The recommended changes to the MCAT, Silverman said, will also help medical schools during the application process.
“These changes are the result of a tremendous amount of study and consultation with medical school faculty and admissions officers,” Silverman said. “The AAMC committee has come up with an innovative way to expand the capacity of the MCAT to evaluate personal strengths important in medicine, and also to keep up with developments in science.”
The added behavioral and social science sections and the emphasis on ethics in the verbal reasoning portion of the exam also allow the test to keep up with the changing society, Saffarini said. The increasingly diverse population requires doctors to be able to effectively communicate with members of different cultures more so than in the past.
Though the socio-cultural sensitivity testing is somewhat controversial, Saffarini said, the recommended section may be a positive addition, Silverman said. Yale’s admissions committee has relied on application essays, letters of recommendation, and interviews — all within the context of an applicant’s profile of interests, extracurricular and community leadership roles, and accomplishments outside of the classroom, he said. The goal of admissions has always been to evaluate students at a level that is deeper than would be reflected by grades and test scores, he added.
“At the end of the day, we are making decisions that are not based simply on numbers, but on the good judgment of a thoughtful and experienced admissions committee,” Silverman said. “The new MCAT may give us a tool to make these difficult judgments with greater confidence.”
CHANGING SCIENCE COURSES
Saffarini and other Kaplan administrators predict that the additional sections of the improved MCAT will require pre-medical students to take additional biochemistry, molecular biology, statistics, psychology and sociology courses to adequately prepare for the exam.
Douglas Kankel, the director of undergraduate studies for the molecular, cellular and developmental biology department said the Yale College science departments know the MCAT will likely change in 2015, but they will wait for the pending changes to be finalized before they alter the affected curricula.
“If there are any radical changes that require us to make changes in the curriculum, we would, with high probability, consider that,” Kankel said. “We will certainly implement whatever changes will be necessary to ensure Yale students are up to speed.”
Three Yale pre-med students interviewed said they do not fully agree with the AAMC committee’s recommendations.
“I’m hesitant of anything that would add requirements to pre-med,” Michael Solotke ’13 said. “I think everyone knows we’re already stressed and focused on our grades.”
Another pre-med student Lauren Bonomo ’13 said any additional courses might impede the purpose of the AAMC’s recommended socio-cultural evaluation: to draw attention to applicants with a high level of social competency.

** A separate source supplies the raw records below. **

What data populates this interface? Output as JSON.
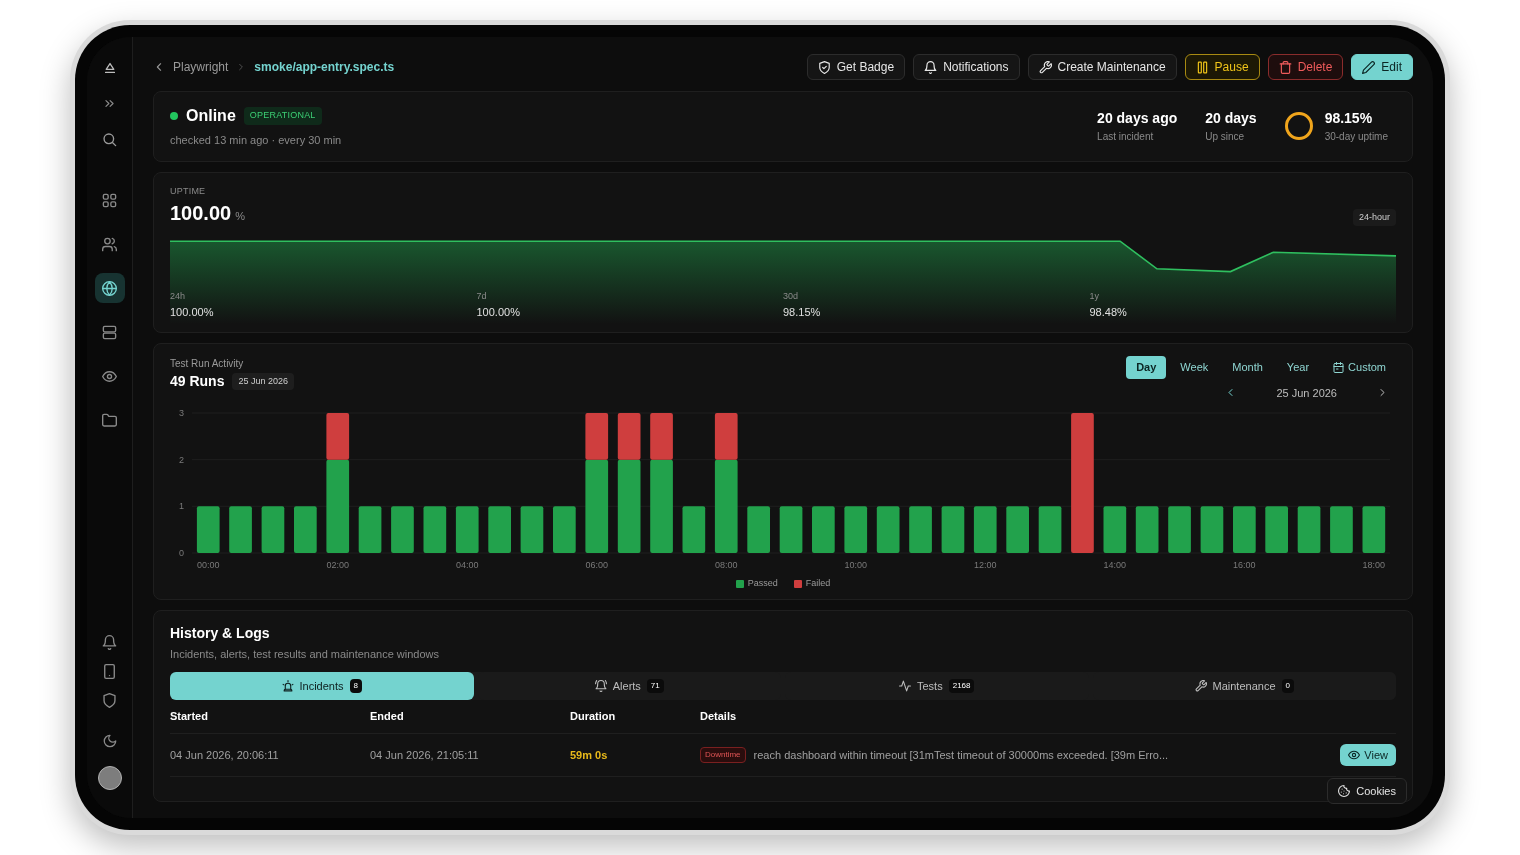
{
  "sidebar": {
    "nav_items": [
      {
        "selected": false
      },
      {
        "selected": false
      },
      {
        "selected": true
      },
      {
        "selected": false
      },
      {
        "selected": false
      },
      {
        "selected": false
      }
    ]
  },
  "breadcrumb": {
    "parent": "Playwright",
    "current": "smoke/app-entry.spec.ts"
  },
  "actions": [
    {
      "label": "Get Badge",
      "kind": "default"
    },
    {
      "label": "Notifications",
      "kind": "default"
    },
    {
      "label": "Create Maintenance",
      "kind": "default"
    },
    {
      "label": "Pause",
      "kind": "warning"
    },
    {
      "label": "Delete",
      "kind": "danger"
    },
    {
      "label": "Edit",
      "kind": "primary"
    }
  ],
  "status": {
    "label": "Online",
    "badge": "OPERATIONAL",
    "meta": "checked 13 min ago · every 30 min",
    "stats": [
      {
        "value": "20 days ago",
        "label": "Last incident"
      },
      {
        "value": "20 days",
        "label": "Up since"
      }
    ],
    "ring_stat": {
      "value": "98.15%",
      "label": "30-day uptime"
    }
  },
  "uptime": {
    "label": "UPTIME",
    "value": "100.00",
    "unit": "%",
    "range_badge": "24-hour",
    "periods": [
      {
        "label": "24h",
        "value": "100.00%"
      },
      {
        "label": "7d",
        "value": "100.00%"
      },
      {
        "label": "30d",
        "value": "98.15%"
      },
      {
        "label": "1y",
        "value": "98.48%"
      }
    ]
  },
  "activity": {
    "title": "Test Run Activity",
    "runs": "49 Runs",
    "date_badge": "25 Jun 2026",
    "ranges": [
      {
        "label": "Day",
        "kind": "preset",
        "selected": true
      },
      {
        "label": "Week",
        "kind": "preset",
        "selected": false
      },
      {
        "label": "Month",
        "kind": "preset",
        "selected": false
      },
      {
        "label": "Year",
        "kind": "preset",
        "selected": false
      },
      {
        "label": "Custom",
        "kind": "custom",
        "selected": false
      }
    ],
    "date": "25 Jun 2026",
    "chart_data": {
      "type": "bar",
      "stacked": true,
      "x": [
        0,
        0.5,
        1,
        1.5,
        2,
        2.5,
        3,
        3.5,
        4,
        4.5,
        5,
        5.5,
        6,
        6.5,
        7,
        7.5,
        8,
        8.5,
        9,
        9.5,
        10,
        10.5,
        11,
        11.5,
        12,
        12.5,
        13,
        13.5,
        14,
        14.5,
        15,
        15.5,
        16,
        16.5,
        17,
        17.5,
        18
      ],
      "xlim": [
        -0.25,
        18.25
      ],
      "xticks": [
        {
          "value": 0,
          "label": "00:00"
        },
        {
          "value": 2,
          "label": "02:00"
        },
        {
          "value": 4,
          "label": "04:00"
        },
        {
          "value": 6,
          "label": "06:00"
        },
        {
          "value": 8,
          "label": "08:00"
        },
        {
          "value": 10,
          "label": "10:00"
        },
        {
          "value": 12,
          "label": "12:00"
        },
        {
          "value": 14,
          "label": "14:00"
        },
        {
          "value": 16,
          "label": "16:00"
        },
        {
          "value": 18,
          "label": "18:00"
        }
      ],
      "ylim": [
        0,
        3
      ],
      "yticks": [
        0,
        1,
        2,
        3
      ],
      "series": [
        {
          "name": "Passed",
          "color": "#22a24c",
          "values": [
            1,
            1,
            1,
            1,
            2,
            1,
            1,
            1,
            1,
            1,
            1,
            1,
            2,
            2,
            2,
            1,
            2,
            1,
            1,
            1,
            1,
            1,
            1,
            1,
            1,
            1,
            1,
            0,
            1,
            1,
            1,
            1,
            1,
            1,
            1,
            1,
            1
          ]
        },
        {
          "name": "Failed",
          "color": "#cf3e3e",
          "values": [
            0,
            0,
            0,
            0,
            1,
            0,
            0,
            0,
            0,
            0,
            0,
            0,
            1,
            1,
            1,
            0,
            1,
            0,
            0,
            0,
            0,
            0,
            0,
            0,
            0,
            0,
            0,
            3,
            0,
            0,
            0,
            0,
            0,
            0,
            0,
            0,
            0
          ]
        }
      ]
    }
  },
  "history": {
    "title": "History & Logs",
    "subtitle": "Incidents, alerts, test results and maintenance windows",
    "tabs": [
      {
        "label": "Incidents",
        "count": "8",
        "selected": true
      },
      {
        "label": "Alerts",
        "count": "71",
        "selected": false
      },
      {
        "label": "Tests",
        "count": "2168",
        "selected": false
      },
      {
        "label": "Maintenance",
        "count": "0",
        "selected": false
      }
    ],
    "columns": [
      "Started",
      "Ended",
      "Duration",
      "Details"
    ],
    "rows": [
      {
        "started": "04 Jun 2026, 20:06:11",
        "ended": "04 Jun 2026, 21:05:11",
        "duration": "59m 0s",
        "tag": "Downtime",
        "details": "reach dashboard within timeout [31mTest timeout of 30000ms exceeded. [39m Erro...",
        "action": "View"
      }
    ]
  },
  "cookies": "Cookies"
}
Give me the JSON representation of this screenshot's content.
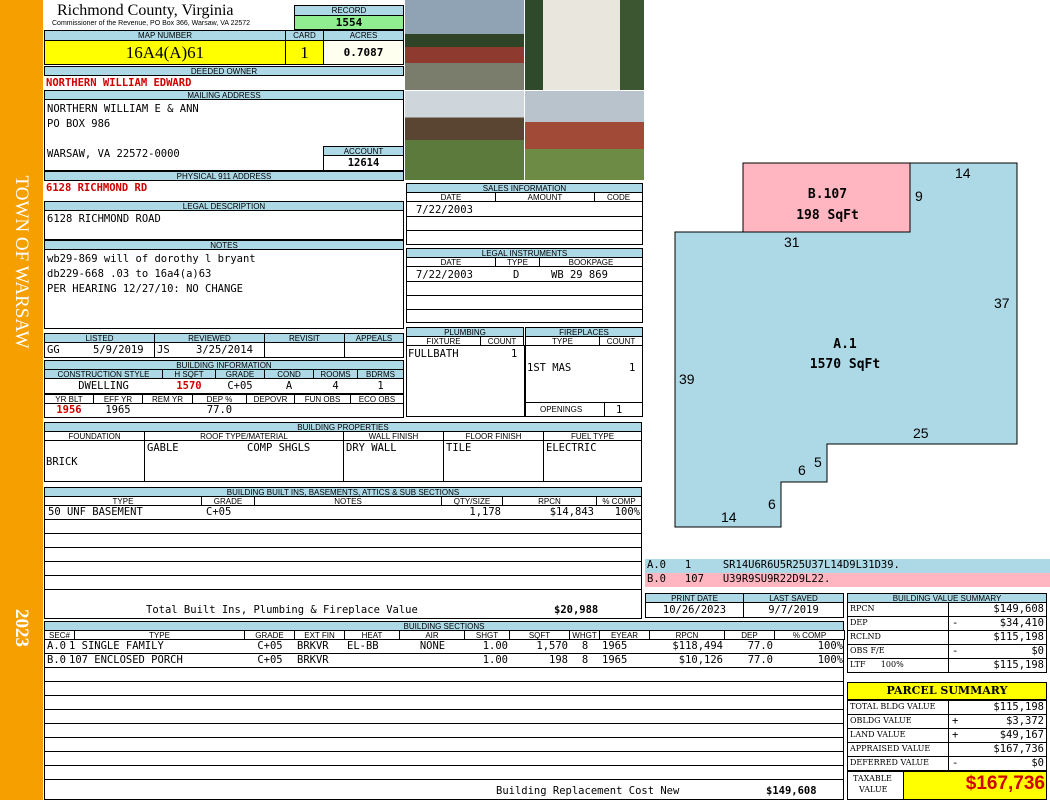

Bonomo, like a number of pre-med students, participates in a medical program at Mt. Sinai Medical Center that alleviates some of her pre-medical requirements while giving her hands on experience in a hospital.
“Spending time with people is a huge skill important for becoming a doctor,” Bonomo said. “Asking people to complete more requirements makes it hard for programs like Mt. Sinai to exist.”
229 Yale undergraduates took the MCAT and applied to medical schools in 2010.